Traditionally, patients undergoing surgery for traumatic injuries have been managed with a liberal IV fluid strategy, as recommended by the Advanced Trauma Life Support (ATLS) Student Course of the American College of Surgeons (ACS).
“There are, however, absolutely no human data to show that large volume IV fluid resuscitation reliably improves organ perfusion,” said Dr. Marik. “In fact, this approach is likely to lead to iatrogenic salt water drowning – caused by acute respiratory distress syndrome (ARDS), acute kidney injury (AKI), myocardial injury, gastrointestinal dysfunction, and poor wound – healing with an increased risk of death.
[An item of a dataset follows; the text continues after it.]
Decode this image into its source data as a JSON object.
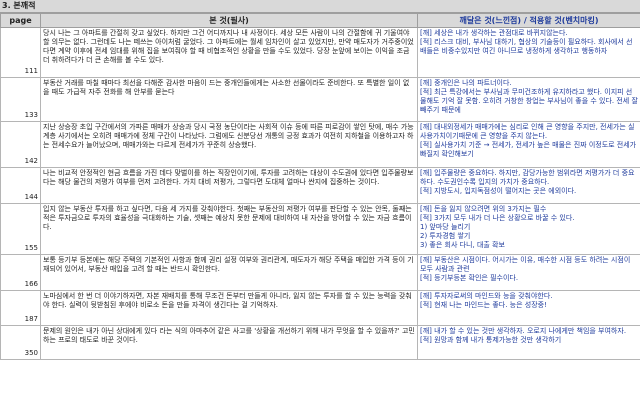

“The physicians’ guide must be the measurement of cardiac output,” said Dr. Marik. “Traditional parameters routinely monitored today in the ICU and operating room – heart rate and blood pressure – are neither sensitive nor specific enough for timely identification of hemodynamic deterioration. Resuscitation of critically ill patients via IV fluids requires the ability to continuously monitor their cardiac output response following a fluid challenge,” Dr. Marik said.
“Key opinion leaders such as Dr. Marik and Dr. Hopkins are recognizing the enhanced patient benefits and the reduced costs attributed to fluid management. The FDA-cleared and CE-marked CHEETAH NICOM system is totally noninvasive and, using the power of Bioreactance, is designed to be the very best technology for continuous fluid assessment in the operating room or a critical care setting,” said Chris Hutchison, President and CEO of Cheetah Medical.
The CHEETAH NICOM (NonInvasive Cardiac Output Monitoring) system is the only completely noninvasive product designed to provide real-time, continuous, and dynamic monitoring of IV fluids that has been validated against the previous ‘gold standards’ of PAC (Pulmonary Artery Catheter), EDM (Esophageal Doppler Monitoring), and thermo dilution catheter.
Click here to view video, “A Physician’s Perspective.”
Click here for “Budget Impact Analysis” tool from Cheetah Medical.
“Evaluating the Cost-Effectiveness of Hemodynamic Monitoring Devices Used for Perioperative Fluid Optimization: A Preliminary Budget Impact Analysis (BIA)” prepared by Thomas Hopkins, MD, MBA; Tim Miller, MB, ChB; Tong Joo Gan, MD, MHS; Department of Anesthesiology, Duke University Medical Center, Durham, N.C. Presented as a Poster at the 2014 annual meeting of the American Society of Anesthesiologist (ASA).
Source: Cheetah Medical